"We knew we loved each other," Sara said. "It wasn't Larry's fault he was downsized. We weren't sure how it would work out, but we believed Larry would find a job and that God would lead us through this difficult time. And he did."
"So what keeps you two together?" I finally asked them.
"I love him and want us to get better," Sara told me.
Larry agreed. "We believe God can and will help us work things out, but it's tough." They both took their marriage vows seriously and didn't want to become another statistic. They hoped to survive this rough time and were committed to the process.
6. Resilient couples manage their emotions.
Larry admitted to me that he can be a "control freak" at times. Sara, on the other hand, is a "free spirit."
As the weeks went by, Larry and Sara started to focus on their personal responsibility for their portion of the relationship's troubles and move forward.
After Sara's fourth overdrawn check, Larry had had enough. Instead of blowing up or withdrawing from her, which had previously proved unsuccessful, Larry took another approach. He waited for a day or two so he could calm down. Having a measure of control over his emotions, he could talk to her in a calm, rational way and they were able to resolve their money issues.
7. Resilient couples reinterpret past failures and use them as growing points instead of perennial negatives.
In other words, they look at past mistakes in order to make positive, life-changing applications.
Sara admitted she felt she had to punish Larry with angry outbursts in order to get him to do anything. As she worked on her side of the responsibility equation, she realized some of her anger was rooted in bitterness toward her dad. So she began to pay close attention to the things that could trigger her emotions. In the course of our counseling she was able to see the hurts for what they were, and began to come to terms with the hurt. In the process, her feelings about Larry grew softer.
Both Sara and Larry let go of the old hurts and took active measures to reconnect. Larry is "staying in the room" when Sara is struggling. Sara is feeling more secure in her relationship with Larry as she sees the changes he's making. They use the words, I was wrong. I'm sorry I hurt you. Will you forgive me?
In the six weeks they were in counseling with me, Larry and Sara were able to receive enough mercy and grace to forgive each other and make adjustments necessary to move forward.
Today they report that shoes are no longer a weapon of choice, but something to wear.

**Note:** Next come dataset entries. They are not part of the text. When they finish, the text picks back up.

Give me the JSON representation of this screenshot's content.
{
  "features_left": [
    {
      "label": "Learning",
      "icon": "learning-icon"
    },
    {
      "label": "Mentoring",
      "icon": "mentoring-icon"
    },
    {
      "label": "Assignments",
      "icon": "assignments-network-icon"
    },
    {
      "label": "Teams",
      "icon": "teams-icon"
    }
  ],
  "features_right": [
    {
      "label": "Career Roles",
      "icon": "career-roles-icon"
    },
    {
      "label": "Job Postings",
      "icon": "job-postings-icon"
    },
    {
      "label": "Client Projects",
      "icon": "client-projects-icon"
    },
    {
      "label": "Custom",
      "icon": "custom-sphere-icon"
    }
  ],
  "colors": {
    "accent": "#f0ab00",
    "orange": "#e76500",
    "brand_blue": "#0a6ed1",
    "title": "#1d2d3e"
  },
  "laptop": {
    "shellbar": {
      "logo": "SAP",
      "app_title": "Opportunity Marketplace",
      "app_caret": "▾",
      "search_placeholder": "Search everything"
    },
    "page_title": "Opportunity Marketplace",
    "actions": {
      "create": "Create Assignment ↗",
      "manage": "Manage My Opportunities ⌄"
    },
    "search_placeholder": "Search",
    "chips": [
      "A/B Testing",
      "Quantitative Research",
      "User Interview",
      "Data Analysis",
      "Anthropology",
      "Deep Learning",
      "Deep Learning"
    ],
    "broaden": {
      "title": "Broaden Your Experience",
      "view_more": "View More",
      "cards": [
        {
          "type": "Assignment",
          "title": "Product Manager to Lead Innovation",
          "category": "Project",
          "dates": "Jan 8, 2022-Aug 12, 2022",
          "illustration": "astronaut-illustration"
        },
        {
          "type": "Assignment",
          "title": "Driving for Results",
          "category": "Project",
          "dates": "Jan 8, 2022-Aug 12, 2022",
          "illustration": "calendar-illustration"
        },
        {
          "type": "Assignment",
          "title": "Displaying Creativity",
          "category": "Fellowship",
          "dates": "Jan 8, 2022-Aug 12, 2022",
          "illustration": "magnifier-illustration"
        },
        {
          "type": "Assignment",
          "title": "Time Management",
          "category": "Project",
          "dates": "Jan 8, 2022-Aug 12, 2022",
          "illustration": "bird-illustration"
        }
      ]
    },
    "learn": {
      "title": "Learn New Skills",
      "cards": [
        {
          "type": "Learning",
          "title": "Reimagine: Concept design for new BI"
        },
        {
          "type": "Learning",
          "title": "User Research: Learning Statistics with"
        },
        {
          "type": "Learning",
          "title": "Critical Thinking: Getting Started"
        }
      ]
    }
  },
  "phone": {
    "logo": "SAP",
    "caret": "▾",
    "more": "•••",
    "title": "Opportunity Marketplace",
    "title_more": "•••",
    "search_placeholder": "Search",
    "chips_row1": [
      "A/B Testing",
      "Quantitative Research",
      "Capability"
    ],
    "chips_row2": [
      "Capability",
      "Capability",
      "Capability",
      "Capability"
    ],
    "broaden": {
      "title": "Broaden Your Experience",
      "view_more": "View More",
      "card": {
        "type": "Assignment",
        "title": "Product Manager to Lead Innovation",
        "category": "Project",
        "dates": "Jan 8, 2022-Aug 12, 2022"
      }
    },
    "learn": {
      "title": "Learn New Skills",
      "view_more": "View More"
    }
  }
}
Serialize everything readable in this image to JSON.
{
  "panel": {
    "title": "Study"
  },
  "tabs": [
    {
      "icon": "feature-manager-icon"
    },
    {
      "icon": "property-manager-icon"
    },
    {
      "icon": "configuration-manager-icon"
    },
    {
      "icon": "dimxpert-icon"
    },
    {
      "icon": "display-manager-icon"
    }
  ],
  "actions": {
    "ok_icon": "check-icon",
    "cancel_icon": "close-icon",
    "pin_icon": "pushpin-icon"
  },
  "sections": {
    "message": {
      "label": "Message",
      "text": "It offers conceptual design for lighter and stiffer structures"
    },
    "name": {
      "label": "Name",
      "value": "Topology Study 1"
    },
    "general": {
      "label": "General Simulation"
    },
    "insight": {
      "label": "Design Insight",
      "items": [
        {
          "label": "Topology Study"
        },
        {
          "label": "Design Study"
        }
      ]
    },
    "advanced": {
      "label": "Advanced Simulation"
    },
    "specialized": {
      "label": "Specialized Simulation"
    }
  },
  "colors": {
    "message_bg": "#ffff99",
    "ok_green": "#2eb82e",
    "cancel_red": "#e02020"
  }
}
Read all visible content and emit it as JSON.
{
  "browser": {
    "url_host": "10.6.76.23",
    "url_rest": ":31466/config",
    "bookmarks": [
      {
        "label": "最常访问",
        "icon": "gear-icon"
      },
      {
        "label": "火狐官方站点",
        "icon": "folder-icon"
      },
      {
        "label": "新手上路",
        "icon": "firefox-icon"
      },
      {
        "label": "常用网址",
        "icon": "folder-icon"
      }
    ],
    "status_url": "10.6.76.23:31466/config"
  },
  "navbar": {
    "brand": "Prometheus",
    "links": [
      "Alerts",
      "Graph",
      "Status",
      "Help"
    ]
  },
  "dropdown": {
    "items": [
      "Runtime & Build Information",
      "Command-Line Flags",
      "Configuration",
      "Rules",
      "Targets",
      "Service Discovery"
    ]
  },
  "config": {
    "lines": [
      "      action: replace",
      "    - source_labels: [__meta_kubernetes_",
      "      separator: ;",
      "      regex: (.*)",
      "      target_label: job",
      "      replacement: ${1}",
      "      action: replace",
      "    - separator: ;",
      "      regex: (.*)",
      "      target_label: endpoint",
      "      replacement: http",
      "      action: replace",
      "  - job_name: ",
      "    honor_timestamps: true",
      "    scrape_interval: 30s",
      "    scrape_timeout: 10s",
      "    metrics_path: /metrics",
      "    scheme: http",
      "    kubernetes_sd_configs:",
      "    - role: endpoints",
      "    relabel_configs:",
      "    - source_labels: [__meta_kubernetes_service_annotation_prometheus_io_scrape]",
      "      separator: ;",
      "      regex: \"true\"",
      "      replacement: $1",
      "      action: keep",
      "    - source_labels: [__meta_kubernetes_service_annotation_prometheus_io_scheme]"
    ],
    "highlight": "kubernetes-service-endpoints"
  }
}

John H. Thurman Jr. is a counselor, radio host, and member of the Association of Marriage and Family Ministries (AMFM). www.johnthurman.net.
Copyright © 2006 by the author or Christianity Today/Marriage Partnership magazine. Click here for reprint information on Marriage Partnership.